Trained specialists are usually considered for this, e.g. electronics technicians, mechanics, industrial climbers and comparable professions. However, career changers who are looking for a new career can also gain a foothold in the wind energy industry. We explain what is possible... an article by Vanessa Memmert:
"Becoming" is not an arrival, a "finished state" or a finish line that one crosses at some point. Rather, "becoming" is a process of continuous self-development. It is precisely this forward movement that is often ensured in the wind energy sector by training providers who add a further qualification "on top" of the completed craft training and thus make it possible to enter the wind energy sector."Becoming" is not an arrival, a "finished state" or a finish line that one crosses at some point. Rather, "becoming" is a process of continuous self-development. It is precisely this forward movement that is often ensured in the wind energy sector by training providers who add a further qualification "on top" of the completed craft training and thus make it possible to enter the wind energy sector.
RTS works with a number of training providers and training centres that are spread all over Europe. Shortly before Christmas, I was able to get to know the Berufsfortbildungswerk Bremerhaven (bfw), which I visited together with a colleague. It offers a wide range of courses, including in the field of electrics and mechanics: This holds interesting possibilities for people in vocational reorientation.
What courses are offered for wind energy?
The courses offered are AZAV-certified and can therefore be financed by external cost units such as the Federal Employment Agency or the Vocational Training Service of the German Armed Forces.
The institution offers two important training opportunities for the wind industry, especially with the two qualifications "Specialist for the construction of onshore/offshore wind turbines" and "Service technician (HKW) for wind turbines, onshore/offshore".
While the assembly specialists are trained in the correct use of hydraulic tools, the basics of electrical engineering and ladder systems and prepared to work on the assembly of wind turbines, the prospective service technicians receive fundamental knowledge to be able to carry out repair, maintenance and overhaul work. This includes, among other things, the modules Mechanical Engineering I-III, business basics, but of course also technical communication and legal basics in wind energy.
Also worth mentioning is the training with regard to occupational safety: the safety training courses according to GWO standards, which are essential for working on wind turbines, are also covered. When you hold such a certificate in your hands, you have already climbed the first step of the "wind energy career ladder".

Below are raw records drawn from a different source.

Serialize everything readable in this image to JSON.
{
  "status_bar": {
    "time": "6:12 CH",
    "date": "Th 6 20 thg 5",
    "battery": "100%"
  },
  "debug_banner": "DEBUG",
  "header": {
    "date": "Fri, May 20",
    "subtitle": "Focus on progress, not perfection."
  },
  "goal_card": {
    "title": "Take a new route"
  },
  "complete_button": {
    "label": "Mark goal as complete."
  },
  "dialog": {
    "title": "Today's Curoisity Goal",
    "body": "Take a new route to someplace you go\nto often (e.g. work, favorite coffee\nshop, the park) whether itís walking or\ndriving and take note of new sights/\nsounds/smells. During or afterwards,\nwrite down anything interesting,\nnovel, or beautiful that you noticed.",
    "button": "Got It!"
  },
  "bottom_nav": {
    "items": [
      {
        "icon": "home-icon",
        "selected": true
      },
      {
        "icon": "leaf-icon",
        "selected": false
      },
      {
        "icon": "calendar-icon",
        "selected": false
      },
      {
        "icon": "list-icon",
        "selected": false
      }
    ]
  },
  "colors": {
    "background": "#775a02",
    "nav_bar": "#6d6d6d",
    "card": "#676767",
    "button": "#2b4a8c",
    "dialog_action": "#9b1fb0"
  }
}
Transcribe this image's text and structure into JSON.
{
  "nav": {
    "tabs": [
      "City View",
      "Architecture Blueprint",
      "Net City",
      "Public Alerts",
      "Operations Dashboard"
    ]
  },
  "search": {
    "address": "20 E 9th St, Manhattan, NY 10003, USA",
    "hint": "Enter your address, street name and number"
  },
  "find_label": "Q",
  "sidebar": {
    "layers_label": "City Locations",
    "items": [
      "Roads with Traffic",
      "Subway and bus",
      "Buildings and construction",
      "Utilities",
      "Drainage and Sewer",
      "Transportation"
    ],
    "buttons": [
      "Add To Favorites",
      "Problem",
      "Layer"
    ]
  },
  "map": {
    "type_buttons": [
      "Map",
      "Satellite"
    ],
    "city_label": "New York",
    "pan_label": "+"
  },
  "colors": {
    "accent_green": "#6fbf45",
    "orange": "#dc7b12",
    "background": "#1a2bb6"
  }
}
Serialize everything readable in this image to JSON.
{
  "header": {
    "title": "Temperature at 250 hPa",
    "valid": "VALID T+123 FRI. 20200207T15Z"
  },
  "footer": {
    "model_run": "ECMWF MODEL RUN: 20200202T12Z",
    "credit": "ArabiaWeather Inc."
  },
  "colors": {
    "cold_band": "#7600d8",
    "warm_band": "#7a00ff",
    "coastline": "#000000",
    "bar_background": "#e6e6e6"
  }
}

The service technicians also receive a chamber certificate upon graduation, making them a valuable member of the applicant pool in the wind industry. Because it is not only the participants themselves who benefit from training programmes offered by educational institutions; companies operating in the wind energy sector are also pleased to have qualified, well-trained personnel at a time when there is a shortage of skilled workers. It was an important day for me in Bremerhaven. I now know what opportunities educational institutions offer and can incorporate this into my work and advise interested parties accordingly. Many thanks also to the bfw team for the friendly reception and the informative day.